A welcoming old pub, with great charm, food, and beer! It has a wonderful large open fire-place with all the trimmings (especially warm and welcoming after a bracing walk!), and the pub used to be the old mining count house for the South Caradon Mine, where the miners were paid in company tokens. By paying the mine workers in tokens, it meant that it was a way of ensuring that they always spent their money by paying it straight back into the company shop, thus increasing still further the profits of the mine owners.

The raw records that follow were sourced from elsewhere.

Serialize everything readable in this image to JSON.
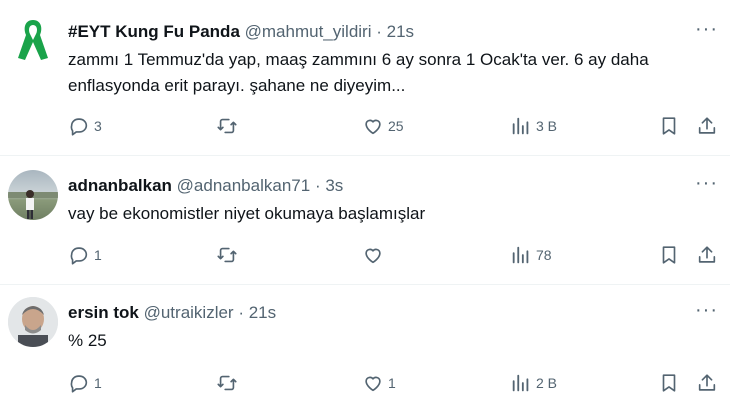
{
  "tweets": [
    {
      "display_name": "#EYT Kung Fu Panda",
      "handle": "@mahmut_yildiri",
      "time": "· 21s",
      "text": "zammı 1 Temmuz'da yap, maaş zammını 6 ay sonra 1 Ocak'ta ver. 6 ay daha\nenflasyonda erit parayı. şahane ne diyeyim...",
      "replies": "3",
      "retweets": "",
      "likes": "25",
      "views": "3 B"
    },
    {
      "display_name": "adnanbalkan",
      "handle": "@adnanbalkan71",
      "time": "· 3s",
      "text": "vay be ekonomistler niyet okumaya başlamışlar",
      "replies": "1",
      "retweets": "",
      "likes": "",
      "views": "78"
    },
    {
      "display_name": "ersin tok",
      "handle": "@utraikizler",
      "time": "· 21s",
      "text": "% 25",
      "replies": "1",
      "retweets": "",
      "likes": "1",
      "views": "2 B"
    }
  ],
  "colors": {
    "muted": "#536471",
    "ribbon": "#1aa34a",
    "divider": "#eff3f4"
  },
  "icons": [
    "green-ribbon-icon",
    "reply-icon",
    "retweet-icon",
    "like-icon",
    "views-icon",
    "bookmark-icon",
    "share-icon",
    "more-icon"
  ]
}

The Crow's Nest Inn also has four ghosts, all with their own stories to tell, and there is a clock in the bar above the open fire-place that is perpetually 10 minutes fast - if you put it right in the evening, then by morning it will again be 10 minutes fast, and it will continue to maintain the same 10 minutes fast from thereon in - never more!
The pub also has a two-sided sign, not unusual, but on one side is a picture of a "crow's nest" up the mast of a ship that was traditionally used as a lookout position, and on the other side of the sign there is, well, a picture of a crow's nest, or rather a picture of a crow, that is in fact, in its nest!
The village itself is also called Crow's Nest, a curious name for a village, that apparently may mean "high fort", but there was no such fort on Caradon Hill behind the village, and the nearest would be the ancient Neolithic settlement of Stowe's Pound on Stowe's Hill. The village expanded greatly, along with nearby Darite and other villages and hamlets in the area, during the nineteenth century mining boom, and before then, Crow's Nest was presumably a much smaller hamlet. 'Crows' may also derive from the Cornish word 'krows', meaning 'cross', from an old cross that would once have been sited nearby the original settlement, but that is pure conjecture. The 'nest' part however, is not explained by this, unless it means the 'nest' or stone block, in which a wooden cross may have been supported. Alternatively, the name may be more related to Old English and Anglo Saxon origins, with the village being located towards the eastern end of Cornwall, with corruptions and Anglicizing along the way - which would include the word 'nest'.
© All photographs are copyright of Clive ffitch; please contact PhotoFile
Cornwall if you wish to use them.
Redgate Smithy Bed and Breakfast